If you have heart disease, flu shots can reduce your risk of flu-related complications. Discover the benefits of getting a flu shot and when to get one.By Mayo Clinic staff
If you have heart disease, flu season can be a dangerous time. Death from influenza (flu) is more common among people with heart disease than among people with any other chronic condition. Fortunately, getting a flu shot can reduce your risk of catching the flu or developing complications from the flu.
Doctors have long recommended that older adults and other high-risk groups get flu shots, but they now emphasize the importance of flu shots for those with heart disease. The flu shot could prevent thousands of flu-related complications and deaths every year in people who have heart disease.

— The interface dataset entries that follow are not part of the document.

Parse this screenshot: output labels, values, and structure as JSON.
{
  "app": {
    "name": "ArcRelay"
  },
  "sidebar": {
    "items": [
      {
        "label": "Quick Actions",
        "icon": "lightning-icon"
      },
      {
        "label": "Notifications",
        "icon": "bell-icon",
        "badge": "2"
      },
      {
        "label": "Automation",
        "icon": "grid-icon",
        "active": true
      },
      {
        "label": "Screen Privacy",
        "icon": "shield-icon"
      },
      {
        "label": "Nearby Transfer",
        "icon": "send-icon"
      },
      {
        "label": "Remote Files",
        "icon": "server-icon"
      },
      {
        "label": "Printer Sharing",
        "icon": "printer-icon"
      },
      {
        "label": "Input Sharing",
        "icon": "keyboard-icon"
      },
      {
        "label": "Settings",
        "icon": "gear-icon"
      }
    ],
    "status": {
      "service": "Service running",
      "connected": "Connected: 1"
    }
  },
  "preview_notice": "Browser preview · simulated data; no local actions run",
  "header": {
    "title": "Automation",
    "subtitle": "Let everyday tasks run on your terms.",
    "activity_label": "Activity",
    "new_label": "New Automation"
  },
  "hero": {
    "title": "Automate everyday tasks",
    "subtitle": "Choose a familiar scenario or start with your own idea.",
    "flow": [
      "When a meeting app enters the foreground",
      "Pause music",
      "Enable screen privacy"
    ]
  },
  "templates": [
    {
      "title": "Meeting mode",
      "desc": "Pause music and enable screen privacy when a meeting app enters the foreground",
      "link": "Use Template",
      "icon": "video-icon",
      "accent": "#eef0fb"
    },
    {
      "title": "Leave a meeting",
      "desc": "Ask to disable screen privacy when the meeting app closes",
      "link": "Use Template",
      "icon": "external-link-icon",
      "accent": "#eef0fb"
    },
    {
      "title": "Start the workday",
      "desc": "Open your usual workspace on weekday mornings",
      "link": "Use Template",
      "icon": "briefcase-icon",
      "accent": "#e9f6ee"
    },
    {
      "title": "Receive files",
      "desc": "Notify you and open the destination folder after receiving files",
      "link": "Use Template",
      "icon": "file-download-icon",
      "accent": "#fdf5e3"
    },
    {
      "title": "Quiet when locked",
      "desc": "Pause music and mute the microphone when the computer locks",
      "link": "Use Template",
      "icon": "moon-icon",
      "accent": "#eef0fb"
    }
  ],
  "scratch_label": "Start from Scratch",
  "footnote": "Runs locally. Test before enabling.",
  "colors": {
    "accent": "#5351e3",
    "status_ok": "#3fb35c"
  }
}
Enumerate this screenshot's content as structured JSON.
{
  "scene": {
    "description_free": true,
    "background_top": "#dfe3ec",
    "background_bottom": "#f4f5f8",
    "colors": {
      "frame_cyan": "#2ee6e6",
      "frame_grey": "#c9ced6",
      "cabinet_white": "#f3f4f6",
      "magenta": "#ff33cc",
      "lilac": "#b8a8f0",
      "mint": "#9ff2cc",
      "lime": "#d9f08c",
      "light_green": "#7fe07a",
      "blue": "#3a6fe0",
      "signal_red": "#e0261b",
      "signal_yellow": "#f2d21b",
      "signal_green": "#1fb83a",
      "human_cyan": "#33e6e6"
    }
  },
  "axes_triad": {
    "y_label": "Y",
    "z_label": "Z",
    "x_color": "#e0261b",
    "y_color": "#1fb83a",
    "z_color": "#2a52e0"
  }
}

Why are flu shots important for those with heart disease?
Flu seasons vary from year to year in length and severity. For this and other reasons, it's not possible to know how many flu-related deaths occur. The Centers for Disease Control and Prevention estimates a range of flu-related deaths in the thousands annually in the United States. The rate of flu-related complications is even higher among people with heart disease.
If you have heart disease, you're at increased risk of complications from the flu — including pneumonia, respiratory failure, heart attack and death. Having the flu can also cause dehydration and worsen pre-existing conditions, such as heart failure, diabetes or asthma.
It's a good idea to get a flu shot if you live with or care for someone who has heart disease. Lowering your risk of getting the flu will lower the risk of those around you.
Even if you get the flu despite having a flu shot, you'll probably have a less severe case of the flu. Getting a flu shot might even lower your risk of a heart attack if you have heart disease.
Is it safe to get a flu shot if I have heart disease?
Flu shots are safe for most people who have heart disease. Get your flu vaccine injected by needle, which is usually done in the arm. Some people develop mild arm soreness at the injection site, a low-grade fever (about 99 to 100 F, or 37 to 38 C) or muscle aches. These side effects usually go away within a day or two.
The flu vaccine that is given by nasal spray (FluMist) isn't recommended for people with heart disease because it's made with live virus that can trigger flu symptoms in people with heart disease.
Talk to your doctor before getting a flu shot if:
- You're allergic to eggs
- You've had a serious allergic reaction to the flu vaccine in the past
- You have a history of Guillain-Barre syndrome that developed after receiving a flu shot
- You're sick with a fever at the time you plan to get a flu shot
(1 of 2)
- Questions and answers: Seasonal flu shot. Centers for Disease Control and Prevention. http://www.cdc.gov/flu/about/qa/flushot.htm. Accessed Nov. 6, 2012.
- Estimating deaths from seasonal influenza in the United States. Centers for Disease Control and Prevention. http://www.cdc.gov/flu/about/disease/us_flu-related_deaths.htm. Accessed Nov. 6, 2012.
- Flu and heart disease and stroke. Centers for Disease Control and Prevention. http://www.cdc.gov/flu/heartdisease/index.htm. Accessed Nov. 6, 2012.
- Loomba RS, et al. Influenza vaccination and cardiovascular morbidity and mortality: Analysis of 292,383 patients. Journal of Cardiovascular Pharmacology and Therapeutics. 2012;17:277.
- Correction. Circulation. http://circ.ahajournals.org/content/114/22/e616. Accessed Nov. 6, 2012.
- Smith SC Jr., et al. AHA/ACCF Secondary prevention and risk reduction therapy for patients with coronary and other atherosclerotic vascular disease: 2011 update: A guideline from the American Heart Association and American College of Cardiology Foundation. Circulation. 2011;124:2458.
- Flu season poses special problems for heart patients. American Heart Association. http://www.heart.org/HEARTORG/Conditions/More/MyHeartandStrokeNews/The-Fluand-Heart-Disease_UCM_445089_Article.jsp. Accessed Nov. 4, 2012.